_Supplied data:_

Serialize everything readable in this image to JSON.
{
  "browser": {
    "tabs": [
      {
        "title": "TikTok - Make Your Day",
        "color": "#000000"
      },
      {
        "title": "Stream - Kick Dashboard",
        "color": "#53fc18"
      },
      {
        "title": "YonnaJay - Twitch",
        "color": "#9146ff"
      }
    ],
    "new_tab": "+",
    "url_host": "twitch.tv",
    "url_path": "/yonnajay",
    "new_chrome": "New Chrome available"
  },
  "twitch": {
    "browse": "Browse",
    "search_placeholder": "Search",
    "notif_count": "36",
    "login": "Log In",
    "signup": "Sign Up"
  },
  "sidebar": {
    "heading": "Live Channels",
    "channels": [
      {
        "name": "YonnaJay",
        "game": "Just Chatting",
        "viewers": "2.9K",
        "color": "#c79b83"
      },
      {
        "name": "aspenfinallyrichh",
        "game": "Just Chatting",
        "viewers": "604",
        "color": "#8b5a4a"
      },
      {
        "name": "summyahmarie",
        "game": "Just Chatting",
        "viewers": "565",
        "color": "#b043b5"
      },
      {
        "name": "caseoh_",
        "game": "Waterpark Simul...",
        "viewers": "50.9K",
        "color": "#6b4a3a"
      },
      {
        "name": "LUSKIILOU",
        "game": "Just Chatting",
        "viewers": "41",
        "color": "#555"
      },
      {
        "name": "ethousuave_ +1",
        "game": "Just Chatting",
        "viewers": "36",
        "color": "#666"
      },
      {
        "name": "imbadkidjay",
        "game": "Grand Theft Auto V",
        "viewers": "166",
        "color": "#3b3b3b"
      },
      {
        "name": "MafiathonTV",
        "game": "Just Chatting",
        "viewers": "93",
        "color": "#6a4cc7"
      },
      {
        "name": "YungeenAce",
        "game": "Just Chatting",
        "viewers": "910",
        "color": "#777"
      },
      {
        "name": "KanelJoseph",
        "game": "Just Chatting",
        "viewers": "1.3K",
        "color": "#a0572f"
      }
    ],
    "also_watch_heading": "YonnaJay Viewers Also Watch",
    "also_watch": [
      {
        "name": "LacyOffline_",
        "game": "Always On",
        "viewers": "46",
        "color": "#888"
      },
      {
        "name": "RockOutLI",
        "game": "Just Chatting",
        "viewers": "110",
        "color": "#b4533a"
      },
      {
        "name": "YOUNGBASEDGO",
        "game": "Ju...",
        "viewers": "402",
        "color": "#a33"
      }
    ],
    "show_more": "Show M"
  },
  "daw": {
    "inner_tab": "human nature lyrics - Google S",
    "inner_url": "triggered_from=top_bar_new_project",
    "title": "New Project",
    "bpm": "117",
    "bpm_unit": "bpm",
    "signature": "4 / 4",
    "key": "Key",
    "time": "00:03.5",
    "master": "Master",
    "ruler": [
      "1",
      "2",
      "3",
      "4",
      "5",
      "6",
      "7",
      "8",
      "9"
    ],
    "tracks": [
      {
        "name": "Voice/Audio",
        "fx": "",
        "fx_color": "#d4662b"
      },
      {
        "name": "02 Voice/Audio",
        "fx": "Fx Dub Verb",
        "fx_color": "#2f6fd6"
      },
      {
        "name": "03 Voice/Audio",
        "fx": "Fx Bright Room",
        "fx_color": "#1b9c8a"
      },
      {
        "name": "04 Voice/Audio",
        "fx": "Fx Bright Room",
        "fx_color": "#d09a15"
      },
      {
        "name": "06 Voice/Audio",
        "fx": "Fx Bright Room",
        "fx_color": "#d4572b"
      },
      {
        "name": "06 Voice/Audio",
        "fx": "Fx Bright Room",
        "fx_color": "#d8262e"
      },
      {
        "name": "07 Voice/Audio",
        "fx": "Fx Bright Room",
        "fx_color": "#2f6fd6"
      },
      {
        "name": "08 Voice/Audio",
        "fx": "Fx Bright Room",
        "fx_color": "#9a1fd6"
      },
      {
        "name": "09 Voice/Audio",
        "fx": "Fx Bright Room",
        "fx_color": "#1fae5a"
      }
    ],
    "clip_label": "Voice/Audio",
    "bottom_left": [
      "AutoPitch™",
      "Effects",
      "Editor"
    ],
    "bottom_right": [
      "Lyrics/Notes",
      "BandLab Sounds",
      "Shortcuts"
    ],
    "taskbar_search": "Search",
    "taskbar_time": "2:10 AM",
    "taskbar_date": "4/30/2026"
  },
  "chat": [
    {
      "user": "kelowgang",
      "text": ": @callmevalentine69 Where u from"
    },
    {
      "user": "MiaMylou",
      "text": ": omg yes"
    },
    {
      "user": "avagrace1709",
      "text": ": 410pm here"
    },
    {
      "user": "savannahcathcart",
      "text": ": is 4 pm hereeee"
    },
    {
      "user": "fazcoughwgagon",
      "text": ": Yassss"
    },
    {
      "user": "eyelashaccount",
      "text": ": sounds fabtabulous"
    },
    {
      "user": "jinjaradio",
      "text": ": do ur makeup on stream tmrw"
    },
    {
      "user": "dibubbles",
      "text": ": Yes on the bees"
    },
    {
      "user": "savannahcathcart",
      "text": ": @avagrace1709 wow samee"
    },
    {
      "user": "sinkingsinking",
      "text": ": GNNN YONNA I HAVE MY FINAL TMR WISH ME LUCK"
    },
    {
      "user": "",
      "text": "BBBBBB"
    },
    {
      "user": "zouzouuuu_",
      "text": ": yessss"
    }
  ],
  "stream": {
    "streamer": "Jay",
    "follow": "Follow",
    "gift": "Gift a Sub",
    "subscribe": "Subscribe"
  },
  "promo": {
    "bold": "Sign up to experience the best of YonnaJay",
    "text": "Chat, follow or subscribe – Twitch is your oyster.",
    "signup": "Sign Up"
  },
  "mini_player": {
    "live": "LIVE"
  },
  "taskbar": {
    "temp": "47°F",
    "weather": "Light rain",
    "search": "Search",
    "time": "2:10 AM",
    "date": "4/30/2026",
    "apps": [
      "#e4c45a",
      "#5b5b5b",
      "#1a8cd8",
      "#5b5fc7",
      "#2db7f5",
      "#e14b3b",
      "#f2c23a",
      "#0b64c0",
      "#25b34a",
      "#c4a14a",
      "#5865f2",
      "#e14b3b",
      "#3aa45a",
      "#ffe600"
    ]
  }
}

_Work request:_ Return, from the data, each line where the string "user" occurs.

_Response:_
      "user": "kelowgang",
      "user": "MiaMylou",
      "user": "avagrace1709",
      "user": "savannahcathcart",
      "user": "fazcoughwgagon",
      "user": "eyelashaccount",
      "user": "jinjaradio",
      "user": "dibubbles",
      "user": "savannahcathcart",
      "user": "sinkingsinking",
      "user": "",
      "user": "zouzouuuu_",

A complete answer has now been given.